Although "A Deeper Sleep" is the fifteenth Kate Shugak novel, it caught me by surprise from the beginning and kept surprising me throughout the book.
The first surprise was that "A Deeper Sleep" was narrated by Bernadette Dunne, rather than Marguerite Gavin, who has been the narrator for all the other books. I thought Bernadette Dunne did a great job. She caught every nuance of the story, but, after listening to fourteen novels with Marguerite Gavin's voice in my ear, she just didn't sound like Kate.
After a while, I began to wonder if this change was an acknowledgement of the nature of the book itself. Kate is front and centre in most of the books in the series, but not in this one. Here, she is no more important to the main plot than her state trooper lover, Jim Chopin. Most of the time, we are not in Kate's head. There are many scenes she's not in. It's as if the Park, Kate's tribe, her family and friends are over-shadowing Kate, expecting her to behave in certain ways and do certain things not just because of who she is but who they expect her to become. Kate's period of mourning is over. She's been allowed time to play cat and mouse with Jim Chopin's self-image. Now she must start to become the Elder her grandmother meant her to be.
Yet Kate's evolution, even her playful and sexually charged relationship with Jim, are background features to this novel, linking it to the rest of the series but not the focus of the reader's attention. That place is reserved for the monster of the book: Louis Deem.
Deem lives in the Park.
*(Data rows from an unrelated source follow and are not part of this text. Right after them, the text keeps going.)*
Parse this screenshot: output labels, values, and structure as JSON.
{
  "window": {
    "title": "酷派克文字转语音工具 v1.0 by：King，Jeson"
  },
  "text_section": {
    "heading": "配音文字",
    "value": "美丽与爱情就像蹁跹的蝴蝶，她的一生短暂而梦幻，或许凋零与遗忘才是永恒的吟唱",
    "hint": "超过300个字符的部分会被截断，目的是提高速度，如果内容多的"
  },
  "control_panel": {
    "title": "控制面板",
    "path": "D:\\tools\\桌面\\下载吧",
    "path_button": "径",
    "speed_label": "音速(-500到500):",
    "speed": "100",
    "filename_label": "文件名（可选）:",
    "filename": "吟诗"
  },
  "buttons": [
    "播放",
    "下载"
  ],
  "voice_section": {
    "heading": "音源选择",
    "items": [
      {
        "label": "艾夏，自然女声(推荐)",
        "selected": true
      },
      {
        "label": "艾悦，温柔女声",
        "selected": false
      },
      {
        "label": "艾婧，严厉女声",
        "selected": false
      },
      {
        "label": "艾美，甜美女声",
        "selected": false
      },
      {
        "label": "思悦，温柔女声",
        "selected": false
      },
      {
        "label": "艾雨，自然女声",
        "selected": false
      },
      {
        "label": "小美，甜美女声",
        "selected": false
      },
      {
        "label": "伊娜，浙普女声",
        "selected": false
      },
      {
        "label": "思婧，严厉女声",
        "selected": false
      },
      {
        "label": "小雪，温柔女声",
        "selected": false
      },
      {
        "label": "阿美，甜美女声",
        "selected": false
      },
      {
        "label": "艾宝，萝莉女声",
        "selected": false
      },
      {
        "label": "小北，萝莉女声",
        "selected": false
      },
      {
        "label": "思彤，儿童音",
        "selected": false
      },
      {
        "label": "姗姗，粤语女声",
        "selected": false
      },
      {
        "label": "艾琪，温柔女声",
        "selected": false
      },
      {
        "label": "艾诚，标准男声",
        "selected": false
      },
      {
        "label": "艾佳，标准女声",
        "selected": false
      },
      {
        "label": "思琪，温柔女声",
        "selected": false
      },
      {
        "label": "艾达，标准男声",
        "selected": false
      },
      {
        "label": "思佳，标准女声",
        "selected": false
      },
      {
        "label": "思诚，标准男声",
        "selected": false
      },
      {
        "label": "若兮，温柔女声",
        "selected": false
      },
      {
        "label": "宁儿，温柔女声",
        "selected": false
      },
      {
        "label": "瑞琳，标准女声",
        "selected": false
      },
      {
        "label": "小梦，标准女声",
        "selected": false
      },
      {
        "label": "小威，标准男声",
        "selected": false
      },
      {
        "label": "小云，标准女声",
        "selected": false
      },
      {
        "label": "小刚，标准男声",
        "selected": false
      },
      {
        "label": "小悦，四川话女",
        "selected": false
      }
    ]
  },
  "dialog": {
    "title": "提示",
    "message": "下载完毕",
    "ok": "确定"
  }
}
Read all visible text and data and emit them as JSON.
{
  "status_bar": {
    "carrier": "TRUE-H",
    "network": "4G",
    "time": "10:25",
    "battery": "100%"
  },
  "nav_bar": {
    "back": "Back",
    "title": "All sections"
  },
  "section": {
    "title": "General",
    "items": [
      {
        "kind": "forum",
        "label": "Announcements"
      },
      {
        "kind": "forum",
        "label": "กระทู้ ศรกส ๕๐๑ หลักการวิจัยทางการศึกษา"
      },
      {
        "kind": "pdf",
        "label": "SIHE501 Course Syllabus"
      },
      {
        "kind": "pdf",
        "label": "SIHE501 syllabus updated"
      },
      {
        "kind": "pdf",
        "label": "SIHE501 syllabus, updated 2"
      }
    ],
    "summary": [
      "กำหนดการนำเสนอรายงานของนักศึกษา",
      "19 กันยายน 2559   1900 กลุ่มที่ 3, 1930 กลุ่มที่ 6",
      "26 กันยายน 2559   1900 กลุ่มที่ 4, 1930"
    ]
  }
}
It is well-known that he seduces and breaks women and it suspected that he kills them. They come to him voluntarily, even eagerly. When they come to understand who he is, they embrace death as a gift of release.
So how has Deem survived in the Park? Why has Kate, normally a law unto herself, not done something about him? It turns out that she's tried. She's assaulted him, threatened him, even had him arrested on fairly solid evidence. None of it worked. Deem is smart, manipulative, in control of his own hate and, perhaps most scary of all, is not afraid of Kate Shugak.
When the latest failed case against Deem is followed by brutal murders and whispers of child rape, something has to be done. Yet it is not primarily Kate who does it, which is the main surprise of the book.
This is a solid story about a predator thriving in the midst of a community that seems powerless to protect itself. It's about what that threat does to the people who have to watch it without being able to stop it. It explores the moral ambiguity of taking the law into your own hands and what meeting violence with violence does to those who act. It looks at the difference between being evil and doing bad things. It is a book filled with grief and waste and impotent anger.
It seemed to me that "A Deeper Sleep" signals a change in the Park. The evils that are done here will have consequences for many of the people in the Park. The context Kate is operating in is about to change. What is being asked of her is about to change. Kate herself comes out of this book innocent of wrong-doing but I had a strong sense that this will not save her.
"A Deeper Sleep" reminded me of "Playing With Fire", the first book in the series where Kate was unable to make things right in the face of a more powerful evil. It is a reminder that the world is full of threats, that actions have consequences, and that doing the right thing the wrong way always costs.
I'm rationing myself to one Kate Shugak book a month at the moment but I'm looking forward to book sixteen in July. Much as I enjoyed Bernadette Dunne's narration, I hope that Marguerite Gavin is back for the next one and that Kate is at its heart, dealing with her new situation.